There he goes again!
The Reston Chamber of Commerce President's article in last week's paper would have been timely (completely wrong, but timely) in 2015 during consideration of the First Phase of the Comprehensive Plan, which dealt with the areas around the Metro. Nothing in his most recent op-ed, however, deals with the issues before us now, which involve the Phase Two proposals affecting the established residential areas of Reston.
But let's skip over that and address what I think he was trying to say - that adding tens of thousands of additional residents without providing needed roads, schools or parks is somehow good for "balanced growth". Mr. Ingrao works in Reston so he must know this community was conceived, designed and initially built on the concept of balance. That's why we had a mix of office, retail, apartments, townhomes and single family houses all connected by tree-lined roads and pedestrian and bike pathways. As the office buildings in the Metro corridor that provided close by employment have been bulldozed and replaced by high rise - and high price - apartment buildings, this balance has been upset - to the detriment of everyone. And now Mr. Ingrao would have us extend this folly to every corner of our community, no matter how far from what passes as "mass transit."
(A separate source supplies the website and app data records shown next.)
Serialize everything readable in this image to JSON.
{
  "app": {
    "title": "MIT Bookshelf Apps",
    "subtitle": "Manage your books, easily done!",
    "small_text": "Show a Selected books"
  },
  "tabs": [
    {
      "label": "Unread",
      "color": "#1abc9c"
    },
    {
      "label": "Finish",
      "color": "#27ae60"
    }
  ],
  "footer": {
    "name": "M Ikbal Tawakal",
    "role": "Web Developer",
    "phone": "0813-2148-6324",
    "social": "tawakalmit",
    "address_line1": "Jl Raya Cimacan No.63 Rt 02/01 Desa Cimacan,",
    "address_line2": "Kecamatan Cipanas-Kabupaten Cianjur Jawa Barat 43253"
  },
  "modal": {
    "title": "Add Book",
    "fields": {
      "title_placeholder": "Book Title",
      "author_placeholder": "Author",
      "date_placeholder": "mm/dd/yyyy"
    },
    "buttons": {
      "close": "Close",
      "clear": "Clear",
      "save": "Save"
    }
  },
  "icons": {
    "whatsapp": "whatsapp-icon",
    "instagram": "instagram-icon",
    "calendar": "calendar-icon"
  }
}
Members of the Coalition for a Planned Reston (CPR) believe in preserving a healthy balance, which means additional development must be supported by infrastructure and established neighborhoods shouldn't be sacrificed to rampant and unneeded development. Further, Reston has always been an open, welcoming community to people from all walks of life and income levels and Mr. Ingrao's proposals would move us away from this.
One presumes the Chamber of Commerce includes businessmen and women who know something about the consequences of actions. What happens when you try to put eight people in a five passenger car? When you build half a bridge? When you have one teacher for 60 students? Now think about what would happen if the Chamber's "balance" comes to pass.
Dennis K. Hays
President, Reston Citizens Association